PROBLEM TO SOLVE:
From the first record through the last, copy each one exactly.

INFORMATION GIVEN:
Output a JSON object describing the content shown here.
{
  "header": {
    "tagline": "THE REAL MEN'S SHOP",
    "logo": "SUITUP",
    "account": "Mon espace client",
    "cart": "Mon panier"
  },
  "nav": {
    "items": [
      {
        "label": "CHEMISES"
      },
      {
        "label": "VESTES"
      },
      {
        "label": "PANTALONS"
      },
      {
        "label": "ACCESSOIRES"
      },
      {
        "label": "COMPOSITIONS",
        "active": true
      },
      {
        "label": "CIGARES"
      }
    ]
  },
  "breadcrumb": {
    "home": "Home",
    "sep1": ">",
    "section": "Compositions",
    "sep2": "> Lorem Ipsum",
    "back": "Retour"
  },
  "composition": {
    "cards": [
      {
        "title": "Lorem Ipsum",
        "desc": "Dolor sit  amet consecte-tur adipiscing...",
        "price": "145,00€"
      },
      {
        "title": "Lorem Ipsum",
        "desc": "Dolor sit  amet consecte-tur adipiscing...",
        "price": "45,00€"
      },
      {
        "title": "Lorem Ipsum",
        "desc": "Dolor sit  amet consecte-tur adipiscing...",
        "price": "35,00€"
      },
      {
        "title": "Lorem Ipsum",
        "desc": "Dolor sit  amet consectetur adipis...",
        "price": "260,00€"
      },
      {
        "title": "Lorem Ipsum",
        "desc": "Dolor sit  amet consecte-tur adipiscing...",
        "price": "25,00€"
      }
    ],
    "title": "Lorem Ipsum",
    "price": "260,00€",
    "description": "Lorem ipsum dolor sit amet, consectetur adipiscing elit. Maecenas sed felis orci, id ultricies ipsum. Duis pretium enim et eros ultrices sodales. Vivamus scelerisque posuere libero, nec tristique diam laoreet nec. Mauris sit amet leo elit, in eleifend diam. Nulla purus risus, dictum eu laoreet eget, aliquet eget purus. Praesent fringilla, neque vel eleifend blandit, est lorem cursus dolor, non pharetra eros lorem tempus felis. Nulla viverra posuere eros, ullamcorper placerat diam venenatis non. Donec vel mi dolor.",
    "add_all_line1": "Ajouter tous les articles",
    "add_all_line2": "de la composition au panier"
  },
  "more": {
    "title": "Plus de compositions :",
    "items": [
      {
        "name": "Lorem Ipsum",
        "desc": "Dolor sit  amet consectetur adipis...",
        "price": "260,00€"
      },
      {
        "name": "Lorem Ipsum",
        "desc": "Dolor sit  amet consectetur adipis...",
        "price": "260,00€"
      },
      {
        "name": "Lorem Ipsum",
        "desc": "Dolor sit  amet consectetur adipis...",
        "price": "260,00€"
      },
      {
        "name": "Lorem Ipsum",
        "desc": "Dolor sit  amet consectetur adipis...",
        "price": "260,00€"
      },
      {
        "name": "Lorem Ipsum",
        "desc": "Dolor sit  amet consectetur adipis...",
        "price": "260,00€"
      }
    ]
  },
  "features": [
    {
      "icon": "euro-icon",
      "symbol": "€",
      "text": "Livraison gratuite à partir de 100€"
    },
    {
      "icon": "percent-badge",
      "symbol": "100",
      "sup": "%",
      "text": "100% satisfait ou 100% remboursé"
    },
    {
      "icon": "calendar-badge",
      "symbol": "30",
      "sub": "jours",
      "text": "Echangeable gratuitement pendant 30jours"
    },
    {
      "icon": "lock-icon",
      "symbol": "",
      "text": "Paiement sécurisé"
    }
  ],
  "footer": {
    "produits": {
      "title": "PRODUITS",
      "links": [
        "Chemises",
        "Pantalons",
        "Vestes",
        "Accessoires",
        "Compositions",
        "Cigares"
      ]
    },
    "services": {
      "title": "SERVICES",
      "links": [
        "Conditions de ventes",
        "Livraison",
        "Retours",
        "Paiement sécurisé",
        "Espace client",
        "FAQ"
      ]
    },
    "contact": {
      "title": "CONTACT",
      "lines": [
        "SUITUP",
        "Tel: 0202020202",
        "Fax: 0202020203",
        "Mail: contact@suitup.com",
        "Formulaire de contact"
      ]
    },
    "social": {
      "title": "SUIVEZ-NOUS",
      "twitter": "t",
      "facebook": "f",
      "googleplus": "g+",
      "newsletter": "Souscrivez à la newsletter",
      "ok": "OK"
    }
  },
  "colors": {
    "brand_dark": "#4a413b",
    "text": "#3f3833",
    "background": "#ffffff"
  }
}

OUTPUT OF THE TASK:
Output a JSON object describing the content shown here.
{
  "header": {
    "tagline": "THE REAL MEN'S SHOP",
    "logo": "SUITUP",
    "account": "Mon espace client",
    "cart": "Mon panier"
  },
  "nav": {
    "items": [
      {
        "label": "CHEMISES"
      },
      {
        "label": "VESTES"
      },
      {
        "label": "PANTALONS"
      },
      {
        "label": "ACCESSOIRES"
      },
      {
        "label": "COMPOSITIONS",
        "active": true
      },
      {
        "label": "CIGARES"
      }
    ]
  },
  "breadcrumb": {
    "home": "Home",
    "sep1": ">",
    "section": "Compositions",
    "sep2": "> Lorem Ipsum",
    "back": "Retour"
  },
  "composition": {
    "cards": [
      {
        "title": "Lorem Ipsum",
        "desc": "Dolor sit  amet consecte-tur adipiscing...",
        "price": "145,00€"
      },
      {
        "title": "Lorem Ipsum",
        "desc": "Dolor sit  amet consecte-tur adipiscing...",
        "price": "45,00€"
      },
      {
        "title": "Lorem Ipsum",
        "desc": "Dolor sit  amet consecte-tur adipiscing...",
        "price": "35,00€"
      },
      {
        "title": "Lorem Ipsum",
        "desc": "Dolor sit  amet consectetur adipis...",
        "price": "260,00€"
      },
      {
        "title": "Lorem Ipsum",
        "desc": "Dolor sit  amet consecte-tur adipiscing...",
        "price": "25,00€"
      }
    ],
    "title": "Lorem Ipsum",
    "price": "260,00€",
    "description": "Lorem ipsum dolor sit amet, consectetur adipiscing elit. Maecenas sed felis orci, id ultricies ipsum. Duis pretium enim et eros ultrices sodales. Vivamus scelerisque posuere libero, nec tristique diam laoreet nec. Mauris sit amet leo elit, in eleifend diam. Nulla purus risus, dictum eu laoreet eget, aliquet eget purus. Praesent fringilla, neque vel eleifend blandit, est lorem cursus dolor, non pharetra eros lorem tempus felis. Nulla viverra posuere eros, ullamcorper placerat diam venenatis non. Donec vel mi dolor.",
    "add_all_line1": "Ajouter tous les articles",
    "add_all_line2": "de la composition au panier"
  },
  "more": {
    "title": "Plus de compositions :",
    "items": [
      {
        "name": "Lorem Ipsum",
        "desc": "Dolor sit  amet consectetur adipis...",
        "price": "260,00€"
      },
      {
        "name": "Lorem Ipsum",
        "desc": "Dolor sit  amet consectetur adipis...",
        "price": "260,00€"
      },
      {
        "name": "Lorem Ipsum",
        "desc": "Dolor sit  amet consectetur adipis...",
        "price": "260,00€"
      },
      {
        "name": "Lorem Ipsum",
        "desc": "Dolor sit  amet consectetur adipis...",
        "price": "260,00€"
      },
      {
        "name": "Lorem Ipsum",
        "desc": "Dolor sit  amet consectetur adipis...",
        "price": "260,00€"
      }
    ]
  },
  "features": [
    {
      "icon": "euro-icon",
      "symbol": "€",
      "text": "Livraison gratuite à partir de 100€"
    },
    {
      "icon": "percent-badge",
      "symbol": "100",
      "sup": "%",
      "text": "100% satisfait ou 100% remboursé"
    },
    {
      "icon": "calendar-badge",
      "symbol": "30",
      "sub": "jours",
      "text": "Echangeable gratuitement pendant 30jours"
    },
    {
      "icon": "lock-icon",
      "symbol": "",
      "text": "Paiement sécurisé"
    }
  ],
  "footer": {
    "produits": {
      "title": "PRODUITS",
      "links": [
        "Chemises",
        "Pantalons",
        "Vestes",
        "Accessoires",
        "Compositions",
        "Cigares"
      ]
    },
    "services": {
      "title": "SERVICES",
      "links": [
        "Conditions de ventes",
        "Livraison",
        "Retours",
        "Paiement sécurisé",
        "Espace client",
        "FAQ"
      ]
    },
    "contact": {
      "title": "CONTACT",
      "lines": [
        "SUITUP",
        "Tel: 0202020202",
        "Fax: 0202020203",
        "Mail: contact@suitup.com",
        "Formulaire de contact"
      ]
    },
    "social": {
      "title": "SUIVEZ-NOUS",
      "twitter": "t",
      "facebook": "f",
      "googleplus": "g+",
      "newsletter": "Souscrivez à la newsletter",
      "ok": "OK"
    }
  },
  "colors": {
    "brand_dark": "#4a413b",
    "text": "#3f3833",
    "background": "#ffffff"
  }
}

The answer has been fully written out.